Paul’s example provides a challenge for the preacher today. What are we relying on to win people to Christ? More importantly, what does what we rely on say about the true focus of our preaching? Are we certain in our hearts every time we stand to preach God’s Word that we are only striving to lead people to love Jesus, or is there a piece of our heart that also wants people to love us?
In true preacher fashion, I would like to offer three helpful practices to aid us in our attempt to only exalt Christ as we preach.
1. First, we must remember who we are; remember who we truly are. Preaching is a dangerous endeavor for broken men to attempt. In our flesh, we crave the applause of men. We can desire the attention of people, and every time we stand behind a pulpit to preach, we can get it. It does not matter if it is 50 people or 5000 people. They are looking at us as we stand to preach God’s Word. If we are not in a place of true humility before the Lord, the sheer act of preaching can begin to build our pride, causing us to think more of ourselves than we should. Friends, we are sinners saved by grace. We are pilgrims, striving to be like Christ. We are under-shepherds, serving the Chief Shepherd until he appears. And remember, God spoke through a donkey. He can speak through anything, and often he chooses the most broken instruments in order to more clearly display his glory. We must not think too highly of ourselves.
2. Second, we should wrestle with the intent of our sermon choices. Let me clarify what I mean here. I am not speaking about the choice of what the message is. That, of course, is determined by the text. What I am suggesting here is for us as preachers to consider what our aim is when we write a phrase or craft an illustration to support the message of the text. I recognize there is a fine line here because I think the Lord honors creativity that is utilized on his behalf. But I also think there are times when we want to turn a phrase or offer an illustration because of how it shows our cleverness or our rhetorical skill. We need to be honest before the Lord in these moments, confessing that desire to take some of the glory that is solely reserved for him in the preaching event.

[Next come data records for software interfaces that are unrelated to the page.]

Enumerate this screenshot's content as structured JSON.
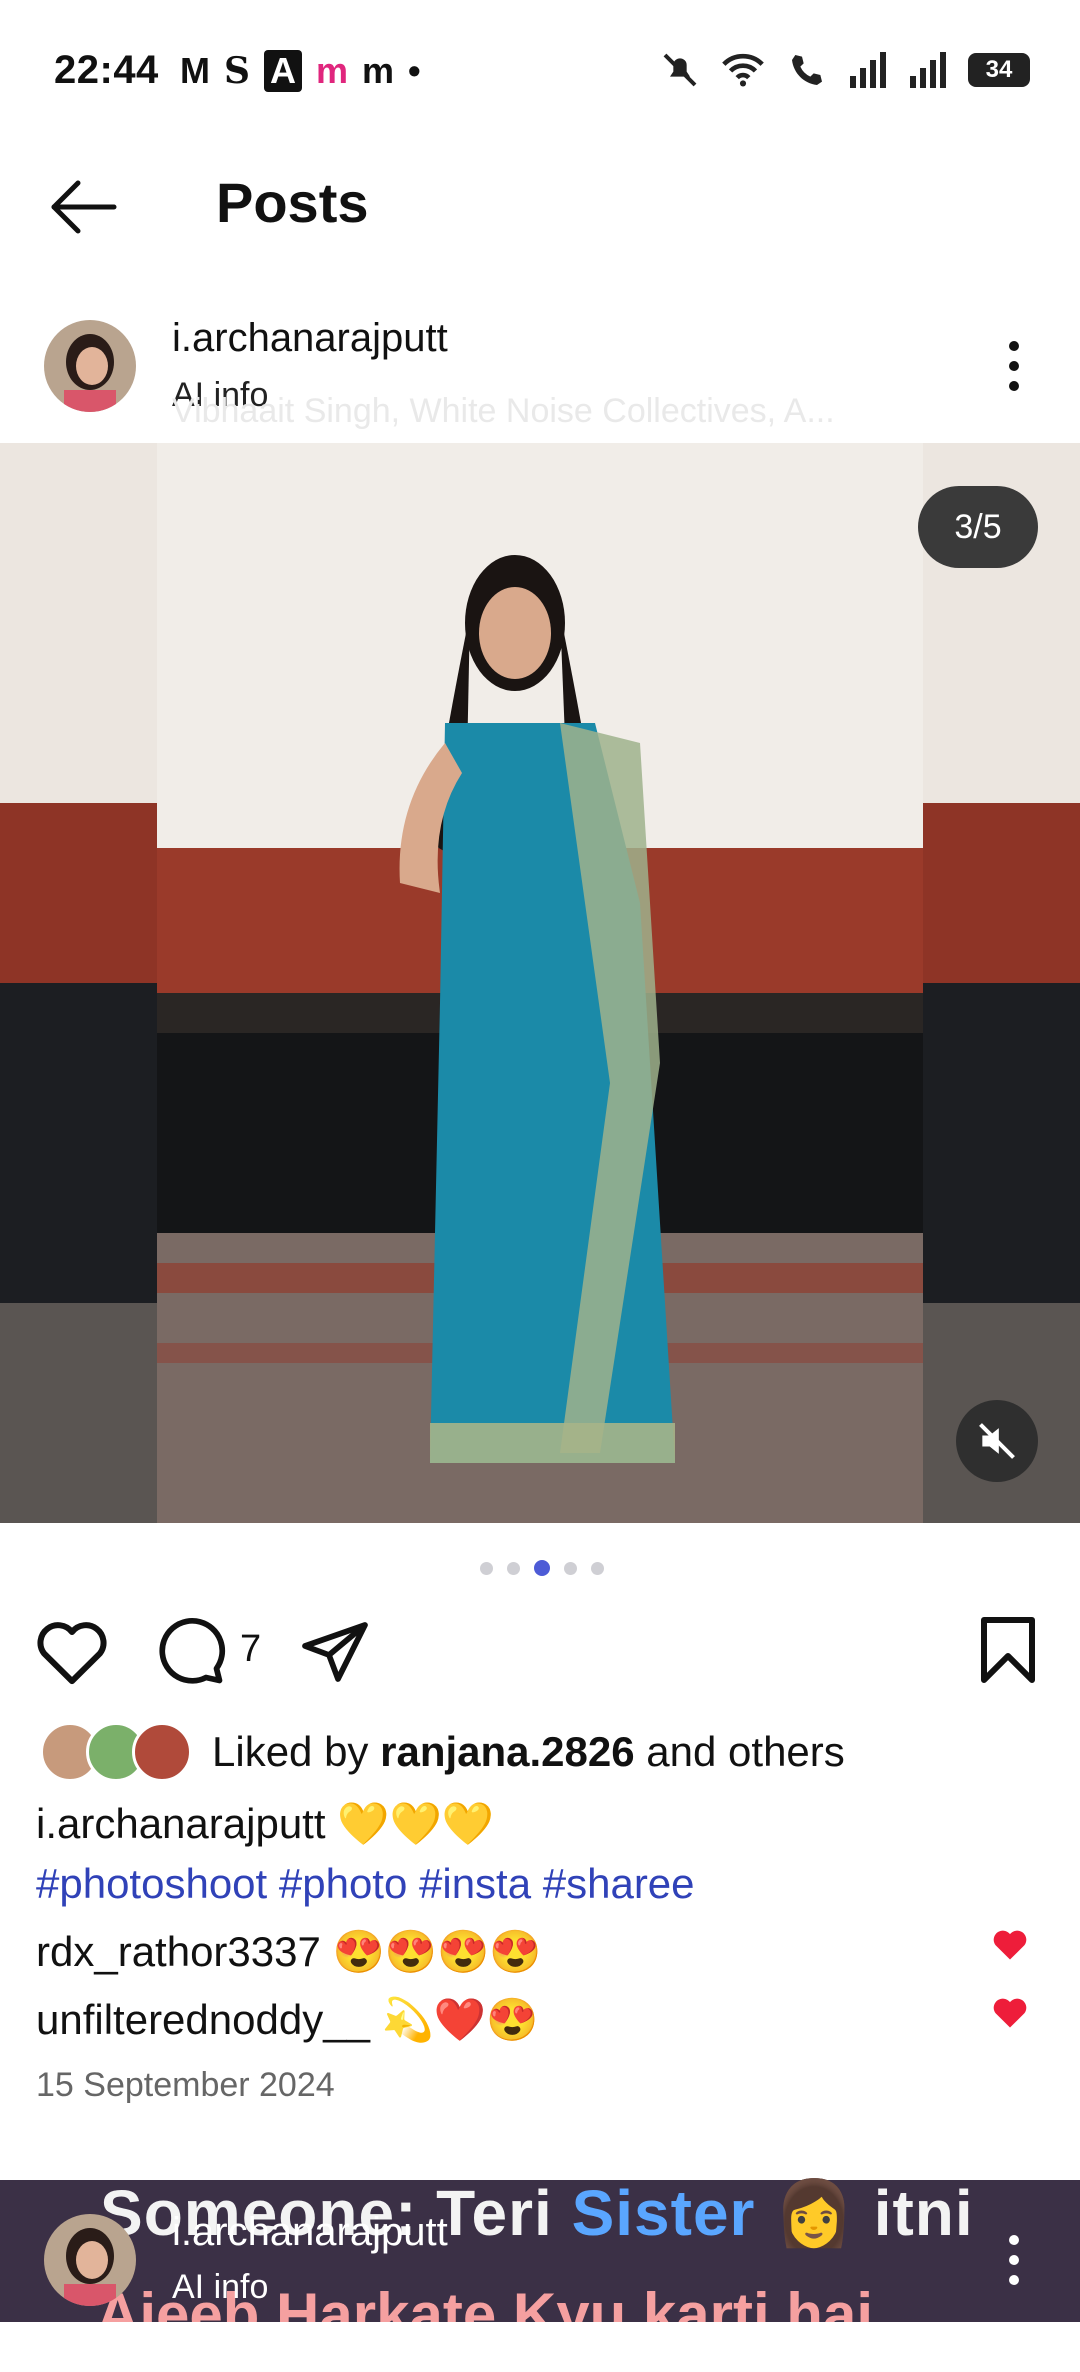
{
  "status_bar": {
    "time": "22:44",
    "notif_glyphs": [
      "M",
      "S",
      "A",
      "m",
      "m",
      "•"
    ],
    "battery": "34"
  },
  "header": {
    "title": "Posts"
  },
  "post": {
    "username": "i.archanarajputt",
    "subtitle": "AI info",
    "audio_hint": "Vibhaait Singh, White Noise Collectives, A...",
    "media_counter": "3/5",
    "carousel_total": 5,
    "carousel_active": 3,
    "comment_count": "7",
    "liked_by_prefix": "Liked by",
    "liked_by_user": "ranjana.2826",
    "liked_by_suffix": "and others",
    "caption_user": "i.archanarajputt",
    "caption_emoji": "💛💛💛",
    "hashtags": "#photoshoot #photo #insta #sharee",
    "comments": [
      {
        "user": "rdx_rathor3337",
        "text": "😍😍😍😍"
      },
      {
        "user": "unfilterednoddy__",
        "text": "💫❤️😍"
      }
    ],
    "date": "15 September 2024"
  },
  "next_post": {
    "username": "i.archanarajputt",
    "subtitle": "AI info",
    "overlay_line1_a": "Someone: Teri",
    "overlay_line1_b": "Sister",
    "overlay_line1_c": "👩 itni",
    "overlay_line2": "Ajeeb Harkate Kyu karti hai"
  },
  "colors": {
    "hashtag_blue": "#3042b8",
    "active_dot": "#4d5bd6",
    "like_red": "#ee1d3a"
  }
}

I should not want people to be more amazed by my wit than they are by the gospel. Any distraction of this nature can be detrimental to the listener, and it can also be a drug for our flesh.
3. Finally, we must rest in the promise of John 12:32. Jesus says to his disciples that when he is lifted up, he will draw all people to himself. When we point people to Christ crucified, when we unveil Christ resurrected, when we help them behold Christ ascended, the promise is that he will draw. Through the Spirit, Christ will bring people to himself. That is not our work. That is his work. That work is too big for us. All we can do is point people to him. No matter our skill, it cannot replace the work of the Spirit. So, let us be sure we are at least spending as much time begging the Lord to do something supernatural through our sermons as we are crafting them, because without his blessing there will be no true, transforming power.
Fellow preachers, may we strive to reject the tendency to put too much of ourselves in our sermons. Christ must be the focus. He must be the hero. He must be the message. After all, were we crucified for the people listening to us? Were they baptized in our name? Let’s magnify the one who actually deserves to be celebrated and guard ourselves against even indirectly averting the focus of our listeners from him.
Jared Richard is the Senior Pastor of First Baptist Church in Irving, Texas.
|↑1||Alan F. Johnson, 1 Corinthians (IVP 7; ed. Grant R. Osborne; Downers Grove, Ill.: IVP, 2004), 62.|